TRY IT =>
Look for "content" in each line of the records, and copy the lines that have it.
####
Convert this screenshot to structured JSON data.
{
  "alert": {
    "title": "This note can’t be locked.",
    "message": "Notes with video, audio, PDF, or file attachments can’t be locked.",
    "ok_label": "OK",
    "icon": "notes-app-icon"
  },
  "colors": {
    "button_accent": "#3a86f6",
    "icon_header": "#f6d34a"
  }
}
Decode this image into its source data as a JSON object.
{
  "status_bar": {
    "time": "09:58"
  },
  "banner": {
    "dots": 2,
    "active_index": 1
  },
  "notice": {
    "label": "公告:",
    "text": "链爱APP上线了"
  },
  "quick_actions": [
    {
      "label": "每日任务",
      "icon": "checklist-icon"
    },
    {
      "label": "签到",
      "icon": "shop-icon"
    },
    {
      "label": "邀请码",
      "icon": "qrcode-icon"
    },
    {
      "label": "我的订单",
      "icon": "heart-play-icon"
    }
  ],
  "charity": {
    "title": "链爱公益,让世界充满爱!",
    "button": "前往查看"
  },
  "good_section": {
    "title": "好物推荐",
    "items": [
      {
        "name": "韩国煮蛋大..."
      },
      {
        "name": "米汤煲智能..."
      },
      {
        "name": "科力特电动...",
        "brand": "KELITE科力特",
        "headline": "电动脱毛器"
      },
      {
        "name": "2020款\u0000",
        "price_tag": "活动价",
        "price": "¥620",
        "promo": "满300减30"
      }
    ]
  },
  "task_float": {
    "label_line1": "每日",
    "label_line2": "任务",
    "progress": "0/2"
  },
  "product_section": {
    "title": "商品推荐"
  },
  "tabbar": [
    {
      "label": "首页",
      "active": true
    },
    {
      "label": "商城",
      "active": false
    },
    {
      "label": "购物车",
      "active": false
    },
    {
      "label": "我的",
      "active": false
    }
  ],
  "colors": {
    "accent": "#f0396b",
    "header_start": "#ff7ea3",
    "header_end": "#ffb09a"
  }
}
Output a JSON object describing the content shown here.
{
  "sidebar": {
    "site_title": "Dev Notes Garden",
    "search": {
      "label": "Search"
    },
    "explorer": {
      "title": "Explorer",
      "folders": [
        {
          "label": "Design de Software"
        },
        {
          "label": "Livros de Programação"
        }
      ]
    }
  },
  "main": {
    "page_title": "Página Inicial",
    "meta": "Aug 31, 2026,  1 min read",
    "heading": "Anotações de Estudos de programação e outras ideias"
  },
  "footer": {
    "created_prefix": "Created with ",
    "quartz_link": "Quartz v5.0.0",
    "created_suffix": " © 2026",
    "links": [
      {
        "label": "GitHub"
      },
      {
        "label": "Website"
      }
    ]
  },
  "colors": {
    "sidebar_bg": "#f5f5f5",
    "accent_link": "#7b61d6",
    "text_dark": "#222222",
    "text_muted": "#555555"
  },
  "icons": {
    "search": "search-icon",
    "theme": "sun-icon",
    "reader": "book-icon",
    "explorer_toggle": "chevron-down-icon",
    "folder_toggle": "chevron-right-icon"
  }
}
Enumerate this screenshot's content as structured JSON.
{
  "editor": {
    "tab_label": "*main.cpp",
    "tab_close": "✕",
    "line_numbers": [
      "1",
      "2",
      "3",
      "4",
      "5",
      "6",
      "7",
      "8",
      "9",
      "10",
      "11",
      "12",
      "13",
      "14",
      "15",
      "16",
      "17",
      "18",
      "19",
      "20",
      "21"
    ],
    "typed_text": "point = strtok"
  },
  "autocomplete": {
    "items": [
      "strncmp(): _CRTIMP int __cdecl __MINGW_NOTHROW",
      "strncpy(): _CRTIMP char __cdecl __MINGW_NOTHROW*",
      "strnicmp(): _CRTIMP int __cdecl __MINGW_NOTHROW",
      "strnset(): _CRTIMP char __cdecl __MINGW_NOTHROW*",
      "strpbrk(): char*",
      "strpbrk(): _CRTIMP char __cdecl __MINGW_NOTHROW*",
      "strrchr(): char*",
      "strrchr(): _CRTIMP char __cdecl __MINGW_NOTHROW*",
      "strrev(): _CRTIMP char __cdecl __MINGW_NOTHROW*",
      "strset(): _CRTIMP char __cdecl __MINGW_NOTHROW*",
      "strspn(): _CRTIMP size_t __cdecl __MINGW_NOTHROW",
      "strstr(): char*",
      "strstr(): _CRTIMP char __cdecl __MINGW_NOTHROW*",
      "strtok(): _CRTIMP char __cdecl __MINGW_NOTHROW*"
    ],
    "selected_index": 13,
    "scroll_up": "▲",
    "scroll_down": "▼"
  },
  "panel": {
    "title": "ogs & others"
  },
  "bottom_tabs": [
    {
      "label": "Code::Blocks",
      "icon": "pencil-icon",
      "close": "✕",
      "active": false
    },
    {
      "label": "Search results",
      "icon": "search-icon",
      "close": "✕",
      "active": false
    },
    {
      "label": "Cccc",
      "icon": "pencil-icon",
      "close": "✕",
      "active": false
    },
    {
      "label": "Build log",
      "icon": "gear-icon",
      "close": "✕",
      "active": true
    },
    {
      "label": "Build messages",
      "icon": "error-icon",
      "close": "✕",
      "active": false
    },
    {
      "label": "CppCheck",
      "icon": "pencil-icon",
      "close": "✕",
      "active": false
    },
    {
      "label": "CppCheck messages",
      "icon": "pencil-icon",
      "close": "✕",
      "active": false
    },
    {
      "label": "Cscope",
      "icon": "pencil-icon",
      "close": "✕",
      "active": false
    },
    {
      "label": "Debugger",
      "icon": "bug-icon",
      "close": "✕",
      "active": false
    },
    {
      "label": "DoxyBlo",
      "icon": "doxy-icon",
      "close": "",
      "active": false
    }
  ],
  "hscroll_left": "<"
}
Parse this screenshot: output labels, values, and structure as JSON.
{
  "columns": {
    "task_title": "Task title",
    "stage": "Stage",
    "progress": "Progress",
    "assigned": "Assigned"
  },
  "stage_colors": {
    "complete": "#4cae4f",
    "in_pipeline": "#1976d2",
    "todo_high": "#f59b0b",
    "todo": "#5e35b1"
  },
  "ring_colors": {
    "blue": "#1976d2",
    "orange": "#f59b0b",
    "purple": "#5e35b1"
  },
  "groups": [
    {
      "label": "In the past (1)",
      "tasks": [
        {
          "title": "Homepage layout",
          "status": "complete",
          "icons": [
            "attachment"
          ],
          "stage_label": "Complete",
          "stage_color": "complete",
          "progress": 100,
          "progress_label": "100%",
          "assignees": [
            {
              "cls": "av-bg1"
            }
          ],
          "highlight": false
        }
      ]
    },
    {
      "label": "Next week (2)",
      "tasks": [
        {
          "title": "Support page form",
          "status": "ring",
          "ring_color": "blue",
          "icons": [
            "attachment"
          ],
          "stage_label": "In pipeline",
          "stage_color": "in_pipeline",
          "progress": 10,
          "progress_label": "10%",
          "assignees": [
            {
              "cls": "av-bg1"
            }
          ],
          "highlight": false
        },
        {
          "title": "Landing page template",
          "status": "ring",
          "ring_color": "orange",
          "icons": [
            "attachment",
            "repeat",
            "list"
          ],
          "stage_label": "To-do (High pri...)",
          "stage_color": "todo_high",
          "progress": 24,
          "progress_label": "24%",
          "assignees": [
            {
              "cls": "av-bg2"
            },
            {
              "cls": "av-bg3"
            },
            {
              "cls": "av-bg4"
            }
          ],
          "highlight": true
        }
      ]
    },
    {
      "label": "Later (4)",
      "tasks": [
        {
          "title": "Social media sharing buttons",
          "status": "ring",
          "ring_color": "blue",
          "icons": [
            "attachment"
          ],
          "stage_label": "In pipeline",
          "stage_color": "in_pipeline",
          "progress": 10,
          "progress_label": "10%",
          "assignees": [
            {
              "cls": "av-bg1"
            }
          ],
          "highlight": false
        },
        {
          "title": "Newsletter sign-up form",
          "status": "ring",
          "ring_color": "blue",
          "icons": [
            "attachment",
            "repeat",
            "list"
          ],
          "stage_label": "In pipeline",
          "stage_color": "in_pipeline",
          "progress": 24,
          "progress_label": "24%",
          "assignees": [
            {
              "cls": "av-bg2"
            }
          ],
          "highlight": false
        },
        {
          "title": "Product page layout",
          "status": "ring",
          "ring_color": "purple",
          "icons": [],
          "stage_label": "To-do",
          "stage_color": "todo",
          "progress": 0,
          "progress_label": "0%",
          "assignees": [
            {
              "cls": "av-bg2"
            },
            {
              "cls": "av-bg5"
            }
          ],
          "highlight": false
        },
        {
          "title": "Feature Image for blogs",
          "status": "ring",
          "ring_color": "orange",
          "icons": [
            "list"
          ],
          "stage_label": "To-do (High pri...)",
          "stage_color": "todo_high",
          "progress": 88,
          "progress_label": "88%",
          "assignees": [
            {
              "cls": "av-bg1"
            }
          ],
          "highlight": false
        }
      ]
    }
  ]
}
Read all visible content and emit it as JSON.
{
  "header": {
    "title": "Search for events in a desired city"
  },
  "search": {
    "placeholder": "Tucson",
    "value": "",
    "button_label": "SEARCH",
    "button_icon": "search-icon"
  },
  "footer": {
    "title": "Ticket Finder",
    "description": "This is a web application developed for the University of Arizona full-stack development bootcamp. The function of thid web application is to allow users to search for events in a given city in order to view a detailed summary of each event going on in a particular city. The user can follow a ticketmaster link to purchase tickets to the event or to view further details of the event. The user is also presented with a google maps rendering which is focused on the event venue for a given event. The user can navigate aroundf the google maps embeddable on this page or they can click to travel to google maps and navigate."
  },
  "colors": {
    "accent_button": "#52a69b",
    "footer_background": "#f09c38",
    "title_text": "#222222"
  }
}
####
OUTPUT OF THE TASK =>
Output a JSON object describing the content shown here.
Enumerate this screenshot's content as structured JSON.
Read all visible content and emit it as JSON.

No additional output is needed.